9 Areas Of Communication
The following are eight areas of communication that a Speech-Language Pathologist might focus on:
Speech sounds is an umbrella term referring to any difficulty or combination of difficulties with perception, motor production, or phonological representation of speech sounds and speech segments. Your child’s symptoms depend on what type of speech sound disorder your child has. A child who does not say sounds by the expected ages may have a speech sound disorder. You may hear the terms “articulation disorder” and “phonological disorder” to describe speech sound disorders like this. Therapy addresses learning the correct way to make sounds, including:
- Learning the correct way to make sounds
- Learning to tell when sounds are right or wrong
- Practicing sounds in different words
- Practicing sounds in longer sentences
Disruptions in the smoothness of speech, usually in the form of stuttering or cluttering, which can impact a person socially and emotionally. Therapy addresses both the physical and social/emotional impacts of the disorder by focusing on effective communication and reducing the impact that stuttering/cluttering have on the person’s life and self-image.
Expressive Language refers to the ability to transform thoughts into words, gestures, writing and other communicative acts that convey the intended meaning to others in a grammatically appropriate way. Therapy might focus on increasing vocabulary, length or complexity of phrase and/or accuracy of grammatical structures, in addition to the appropriate social use of language with others.
Pragmatics refers to the social language skills that we use to communicate in our daily lives, which includes what we say, how we say it, and our non-verbal communication. People with pragmatic disorders may have difficulty from greetings to continuing a conversation and misinterpreting nonverbal social interactions such as facial expression and body language. Therapy addresses difficulties related to social interactions by using scripts, role playing, social stories, and modeling to help teach and facilitate appropriate social interactions.

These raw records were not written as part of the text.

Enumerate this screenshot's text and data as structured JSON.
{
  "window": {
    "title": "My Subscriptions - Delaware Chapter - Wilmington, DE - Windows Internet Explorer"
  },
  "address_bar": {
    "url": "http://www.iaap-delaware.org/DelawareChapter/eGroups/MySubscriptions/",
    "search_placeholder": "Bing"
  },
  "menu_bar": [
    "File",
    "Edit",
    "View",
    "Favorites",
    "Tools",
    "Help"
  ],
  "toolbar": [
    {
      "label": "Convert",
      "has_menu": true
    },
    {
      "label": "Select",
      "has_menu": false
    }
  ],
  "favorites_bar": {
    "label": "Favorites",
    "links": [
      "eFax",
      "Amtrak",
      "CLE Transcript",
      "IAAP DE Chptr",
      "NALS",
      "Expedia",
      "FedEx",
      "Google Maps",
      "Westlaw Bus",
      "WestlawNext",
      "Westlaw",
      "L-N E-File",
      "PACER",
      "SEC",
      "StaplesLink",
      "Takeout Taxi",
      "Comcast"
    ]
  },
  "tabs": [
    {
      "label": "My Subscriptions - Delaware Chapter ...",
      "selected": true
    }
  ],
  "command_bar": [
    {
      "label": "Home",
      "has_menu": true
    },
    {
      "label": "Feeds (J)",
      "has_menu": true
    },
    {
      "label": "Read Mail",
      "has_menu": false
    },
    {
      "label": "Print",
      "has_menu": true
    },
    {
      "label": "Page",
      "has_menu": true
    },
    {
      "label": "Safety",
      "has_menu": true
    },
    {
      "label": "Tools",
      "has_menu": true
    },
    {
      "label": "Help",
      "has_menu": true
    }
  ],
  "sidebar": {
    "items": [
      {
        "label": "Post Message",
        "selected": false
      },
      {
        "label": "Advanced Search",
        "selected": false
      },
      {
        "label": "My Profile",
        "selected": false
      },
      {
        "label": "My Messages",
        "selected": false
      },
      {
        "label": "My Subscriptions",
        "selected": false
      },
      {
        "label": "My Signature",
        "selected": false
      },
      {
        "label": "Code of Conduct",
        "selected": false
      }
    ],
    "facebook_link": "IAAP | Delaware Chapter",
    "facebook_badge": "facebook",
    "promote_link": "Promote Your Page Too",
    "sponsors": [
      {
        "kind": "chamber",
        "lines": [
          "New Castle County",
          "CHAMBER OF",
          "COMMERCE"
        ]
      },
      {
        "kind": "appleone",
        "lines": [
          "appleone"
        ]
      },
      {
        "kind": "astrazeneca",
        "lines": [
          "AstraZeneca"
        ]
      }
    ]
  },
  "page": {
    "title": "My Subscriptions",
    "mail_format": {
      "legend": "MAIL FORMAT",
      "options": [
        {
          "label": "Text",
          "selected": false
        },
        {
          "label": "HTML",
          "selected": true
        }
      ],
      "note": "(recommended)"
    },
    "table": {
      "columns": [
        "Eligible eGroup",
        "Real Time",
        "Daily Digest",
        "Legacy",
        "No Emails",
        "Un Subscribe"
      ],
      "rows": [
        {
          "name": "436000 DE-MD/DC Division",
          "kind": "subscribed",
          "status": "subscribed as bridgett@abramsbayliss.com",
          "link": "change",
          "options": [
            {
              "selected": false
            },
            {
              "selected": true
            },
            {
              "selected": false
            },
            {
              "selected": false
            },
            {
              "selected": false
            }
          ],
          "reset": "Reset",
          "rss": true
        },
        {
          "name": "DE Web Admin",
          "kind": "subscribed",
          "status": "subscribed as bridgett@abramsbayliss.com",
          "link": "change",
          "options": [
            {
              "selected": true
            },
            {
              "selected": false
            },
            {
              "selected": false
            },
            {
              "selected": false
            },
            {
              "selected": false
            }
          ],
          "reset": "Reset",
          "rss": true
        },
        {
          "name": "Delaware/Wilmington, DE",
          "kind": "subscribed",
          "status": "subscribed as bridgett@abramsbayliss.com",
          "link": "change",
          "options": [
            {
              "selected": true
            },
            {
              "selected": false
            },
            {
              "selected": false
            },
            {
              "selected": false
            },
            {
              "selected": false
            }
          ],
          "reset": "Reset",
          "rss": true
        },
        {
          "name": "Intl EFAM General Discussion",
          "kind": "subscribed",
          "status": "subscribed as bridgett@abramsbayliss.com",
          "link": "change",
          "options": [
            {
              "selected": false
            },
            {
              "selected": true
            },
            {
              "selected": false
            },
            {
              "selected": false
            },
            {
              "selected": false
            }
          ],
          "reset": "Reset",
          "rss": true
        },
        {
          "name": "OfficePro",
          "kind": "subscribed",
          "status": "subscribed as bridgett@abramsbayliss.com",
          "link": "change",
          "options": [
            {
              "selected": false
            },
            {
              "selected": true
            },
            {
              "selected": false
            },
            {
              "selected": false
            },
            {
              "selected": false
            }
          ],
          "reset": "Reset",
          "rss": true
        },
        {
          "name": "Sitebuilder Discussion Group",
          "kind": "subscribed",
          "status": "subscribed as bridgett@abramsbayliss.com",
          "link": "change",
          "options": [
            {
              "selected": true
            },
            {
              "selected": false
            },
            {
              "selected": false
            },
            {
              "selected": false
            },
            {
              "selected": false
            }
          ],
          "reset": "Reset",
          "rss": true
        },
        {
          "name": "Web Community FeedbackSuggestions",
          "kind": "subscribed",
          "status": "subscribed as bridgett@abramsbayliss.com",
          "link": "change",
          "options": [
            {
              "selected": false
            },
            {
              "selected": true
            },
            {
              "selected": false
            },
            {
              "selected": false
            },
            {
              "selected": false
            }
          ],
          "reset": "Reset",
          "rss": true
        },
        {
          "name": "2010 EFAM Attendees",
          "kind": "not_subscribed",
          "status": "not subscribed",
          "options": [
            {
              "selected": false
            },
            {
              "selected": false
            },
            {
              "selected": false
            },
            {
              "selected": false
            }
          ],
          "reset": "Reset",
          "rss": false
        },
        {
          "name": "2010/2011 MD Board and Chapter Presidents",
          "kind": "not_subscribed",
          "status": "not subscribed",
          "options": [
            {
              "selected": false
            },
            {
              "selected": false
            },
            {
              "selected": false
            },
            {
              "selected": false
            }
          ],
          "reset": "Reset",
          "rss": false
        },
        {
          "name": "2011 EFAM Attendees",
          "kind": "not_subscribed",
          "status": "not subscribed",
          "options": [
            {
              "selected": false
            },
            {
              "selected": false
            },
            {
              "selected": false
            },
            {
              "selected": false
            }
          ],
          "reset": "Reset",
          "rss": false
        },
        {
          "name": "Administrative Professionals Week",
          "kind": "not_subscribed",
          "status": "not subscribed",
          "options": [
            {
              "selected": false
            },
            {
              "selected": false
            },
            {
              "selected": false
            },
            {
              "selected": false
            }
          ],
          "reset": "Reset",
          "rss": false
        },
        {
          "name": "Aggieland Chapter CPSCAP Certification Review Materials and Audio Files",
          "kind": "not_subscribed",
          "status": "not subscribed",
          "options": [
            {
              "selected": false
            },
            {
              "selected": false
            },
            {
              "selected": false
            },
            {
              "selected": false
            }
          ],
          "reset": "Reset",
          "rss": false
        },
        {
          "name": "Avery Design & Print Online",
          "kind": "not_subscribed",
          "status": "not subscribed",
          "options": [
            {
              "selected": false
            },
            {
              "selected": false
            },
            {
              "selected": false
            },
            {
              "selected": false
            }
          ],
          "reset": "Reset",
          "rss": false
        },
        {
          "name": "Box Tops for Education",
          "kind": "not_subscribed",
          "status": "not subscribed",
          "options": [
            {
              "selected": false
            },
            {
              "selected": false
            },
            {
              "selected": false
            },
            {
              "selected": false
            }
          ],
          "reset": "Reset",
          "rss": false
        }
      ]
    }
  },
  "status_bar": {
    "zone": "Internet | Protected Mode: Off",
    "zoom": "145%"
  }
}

Receptive Language refers to the ability to understand what is communicated by others speech or writing. Therapy focuses on increasing a child’s ability to decipher information and then respond appropriately, so that the child can reduce the need to learn solely through imitating others. Therapy targets may include following directions of increasing complexity, answering WH and/or YES/NO questions, categorization of stimuli, and comprehension of pronouns among others.
Feeding is the process of eating and drinking a variety of foods and liquids for nourishment. While swallowing is the complex process during which food motility (movement of food from the mouth down the throat) and mastication (chewing) occur. Therapy addresses difficulties related to these processes such as avoidant/restrictive food behaviors, helping to achieve age-appropriate eating skills to maximize quality of life.
Voice and resonance refer to the quality of phonation, loudness, pitch, and nasality. People with voice and/or resonance disorders may have anatomical and/or behavioral difficulties that make any or all of these qualities impaired, often impacting communication and quality of life. Therapy addresses behavioral aspects of these disorders, sometimes in conjunction with medical interventions (e.g. ENT collaborations to address anatomical aspects).
Alternative and Augmentative Communication (AAC)
AAC is a term that’s used to describe various methods of communication that can help people who are unable to use verbal speech to communicate. AAC methods vary and may be personalized to meet each individual’s needs. It encompasses a wide range of nonverbal communication methods, from sign language and picture boards to mobile device apps and sophisticated, dedicated speech-generating devices (SGDs). Therapy focuses on using AAC to improve functional communication, increase language and literacy skills, improve speech production and use of multiple modalities, decrease challenging behaviors, and improve social communication.
Apraxia of Speech (AOS)
AOS is a neurological disorder that affects the brain pathways involved in planning the sequence of movements involved in producing speech.” Frequent therapy sessions with a focus on high repetition of target utterances is generally warranted. Use of tactile facial prompts and biofeedback are common.
Services & Therapies Offered
Therapy for each individual is customized and may include the following:
Clinic-based one-on-one therapy
Therapy with a peer present, often a sibling or good friend
Therapy with one or more professionals present and at least 2 peers
Therapy done in one of the child’s natural environments
Alternative and Augmentative Communication (AAC) Programming
Planning and programming of a device used to communicate instead of or in addition to speech
Meeting with parents, caretakers, educators to help determine appropriate carryover of therapy goals
Evaluation of all appropriate areas of communication to determine if intervention is warranted and determine appropriate goals and services